Interstitial Lung Disease (ILD) Treatments
The University of Pittsburgh Simmons Center for Interstitial Lung Disease at UPMC specializes in managing environmental and other lung diseases. We offer the multidisciplinary approach needed to treat patients and prevent progression of lung disease, when possible.
The treatment team
Patients are evaluated by the Simmons Center team, that includes:
- Pulmonary physicians — who have expertise in the field of environmental and occupational health
- Industrial hygienists — who assess the work place, and outdoor and indoor environments (these services are usually not covered by insurance companies)
- Cardiologists — who evaluate the involvement of the heart and pulmonary vessels
- Rheumatologists — who assess the immune system
- Pathologists — who evaluate the biopsies
- Chest radiology experts — who evaluate imaging results

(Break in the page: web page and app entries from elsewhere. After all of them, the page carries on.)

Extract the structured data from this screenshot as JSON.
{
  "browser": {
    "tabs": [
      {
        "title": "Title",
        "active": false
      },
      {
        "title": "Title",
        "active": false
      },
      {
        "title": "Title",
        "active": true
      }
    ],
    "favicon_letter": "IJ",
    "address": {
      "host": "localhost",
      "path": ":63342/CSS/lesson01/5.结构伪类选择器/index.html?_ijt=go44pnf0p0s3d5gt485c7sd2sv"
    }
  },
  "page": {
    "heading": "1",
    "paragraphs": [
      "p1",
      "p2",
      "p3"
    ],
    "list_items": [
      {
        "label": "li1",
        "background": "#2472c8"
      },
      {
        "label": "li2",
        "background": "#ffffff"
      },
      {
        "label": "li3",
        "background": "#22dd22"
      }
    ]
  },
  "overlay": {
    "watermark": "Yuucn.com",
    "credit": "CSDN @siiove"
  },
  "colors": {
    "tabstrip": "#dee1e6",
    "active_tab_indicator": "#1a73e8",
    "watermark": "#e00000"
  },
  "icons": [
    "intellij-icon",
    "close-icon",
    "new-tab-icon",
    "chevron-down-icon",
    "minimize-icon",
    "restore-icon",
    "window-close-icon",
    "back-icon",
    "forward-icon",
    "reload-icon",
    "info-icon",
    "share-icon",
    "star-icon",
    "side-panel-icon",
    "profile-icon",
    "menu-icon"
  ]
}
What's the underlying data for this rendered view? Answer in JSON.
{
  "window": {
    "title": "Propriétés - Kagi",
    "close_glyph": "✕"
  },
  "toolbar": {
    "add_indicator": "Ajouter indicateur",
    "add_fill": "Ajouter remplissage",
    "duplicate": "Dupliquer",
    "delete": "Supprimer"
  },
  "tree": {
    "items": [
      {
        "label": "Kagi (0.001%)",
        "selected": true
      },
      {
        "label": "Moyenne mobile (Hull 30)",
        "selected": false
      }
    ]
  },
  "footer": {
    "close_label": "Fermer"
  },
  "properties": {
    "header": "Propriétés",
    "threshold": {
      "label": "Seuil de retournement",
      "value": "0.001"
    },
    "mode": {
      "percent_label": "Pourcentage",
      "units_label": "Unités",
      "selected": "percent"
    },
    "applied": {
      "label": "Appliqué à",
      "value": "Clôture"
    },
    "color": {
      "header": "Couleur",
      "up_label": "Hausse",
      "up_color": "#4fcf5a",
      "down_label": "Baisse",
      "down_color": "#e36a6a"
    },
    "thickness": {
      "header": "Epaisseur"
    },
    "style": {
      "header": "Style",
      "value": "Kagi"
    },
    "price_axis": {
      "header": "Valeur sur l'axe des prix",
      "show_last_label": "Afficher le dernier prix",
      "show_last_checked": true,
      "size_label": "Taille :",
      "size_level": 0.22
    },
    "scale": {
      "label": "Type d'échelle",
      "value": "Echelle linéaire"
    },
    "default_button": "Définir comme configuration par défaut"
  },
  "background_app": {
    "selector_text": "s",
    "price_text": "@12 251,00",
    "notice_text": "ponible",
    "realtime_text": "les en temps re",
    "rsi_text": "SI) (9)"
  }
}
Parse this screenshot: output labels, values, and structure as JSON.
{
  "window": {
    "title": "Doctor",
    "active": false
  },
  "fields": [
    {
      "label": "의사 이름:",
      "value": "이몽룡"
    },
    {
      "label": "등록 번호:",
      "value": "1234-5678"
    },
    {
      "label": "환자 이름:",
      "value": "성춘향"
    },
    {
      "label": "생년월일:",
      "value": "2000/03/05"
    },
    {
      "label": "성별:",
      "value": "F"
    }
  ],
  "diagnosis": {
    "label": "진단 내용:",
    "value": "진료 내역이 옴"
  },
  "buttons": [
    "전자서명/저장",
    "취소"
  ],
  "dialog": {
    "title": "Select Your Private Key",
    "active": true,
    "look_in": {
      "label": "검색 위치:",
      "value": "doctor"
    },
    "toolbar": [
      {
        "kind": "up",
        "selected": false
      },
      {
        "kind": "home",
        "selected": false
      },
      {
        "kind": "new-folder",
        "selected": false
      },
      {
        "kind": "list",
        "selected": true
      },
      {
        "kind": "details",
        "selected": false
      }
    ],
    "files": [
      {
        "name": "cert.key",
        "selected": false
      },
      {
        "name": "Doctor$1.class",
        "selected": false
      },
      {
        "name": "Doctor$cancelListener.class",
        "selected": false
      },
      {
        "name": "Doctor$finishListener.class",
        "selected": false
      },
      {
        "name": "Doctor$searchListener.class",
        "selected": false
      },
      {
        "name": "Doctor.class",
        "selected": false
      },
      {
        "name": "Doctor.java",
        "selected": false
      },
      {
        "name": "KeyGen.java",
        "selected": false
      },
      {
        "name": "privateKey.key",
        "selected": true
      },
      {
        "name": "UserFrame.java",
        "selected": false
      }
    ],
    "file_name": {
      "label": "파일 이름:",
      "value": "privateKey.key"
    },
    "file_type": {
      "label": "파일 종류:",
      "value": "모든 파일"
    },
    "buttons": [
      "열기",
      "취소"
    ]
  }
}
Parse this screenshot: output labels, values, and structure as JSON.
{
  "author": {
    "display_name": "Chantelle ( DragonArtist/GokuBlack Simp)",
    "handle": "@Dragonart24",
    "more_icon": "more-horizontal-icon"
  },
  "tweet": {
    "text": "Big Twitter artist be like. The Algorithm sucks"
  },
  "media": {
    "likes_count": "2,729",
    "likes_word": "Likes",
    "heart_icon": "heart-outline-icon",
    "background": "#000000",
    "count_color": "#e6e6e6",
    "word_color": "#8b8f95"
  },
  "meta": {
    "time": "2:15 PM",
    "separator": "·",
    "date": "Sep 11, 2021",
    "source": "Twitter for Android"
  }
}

- Rehabilitation and quality-of-life experts — who optimize supportive therapy and assess the psychological impact of ILD
- UPMC lung transplant surgeons — for cases when medical treatment is not effective and the disease is expected to progress
- Leaders in clinical research — who provide access to novel ILD therapies
Treatment options for interstitial lung disease
Our team will periodically re-evaluate patient progress and assess the treatment options once the diagnosis of occupational- or environmental-induced lung disease is confirmed.
There are no approved drug therapies for many people with these diseases, but most patients benefit from:
UPMC is a world leader in lung transplantation and experts at the Lung Transplantation Program evaluate patients rigorously to determine their eligibility for this procedure.
Doctors at the Simmons Center work closely with members of the Lung Transplant Program to refer patients for evaluation, when the time is right.
Participation in clinical research is one of the major benefits of referral to large specialized centers in occupational lung diseases such as UPMC.
While there are currently no proven effective medications for most occupational lung diseases, novel drugs are being tested continuously.
Participating in research studies directly contributes to finding a cure for these preventable, but devastating, illnesses.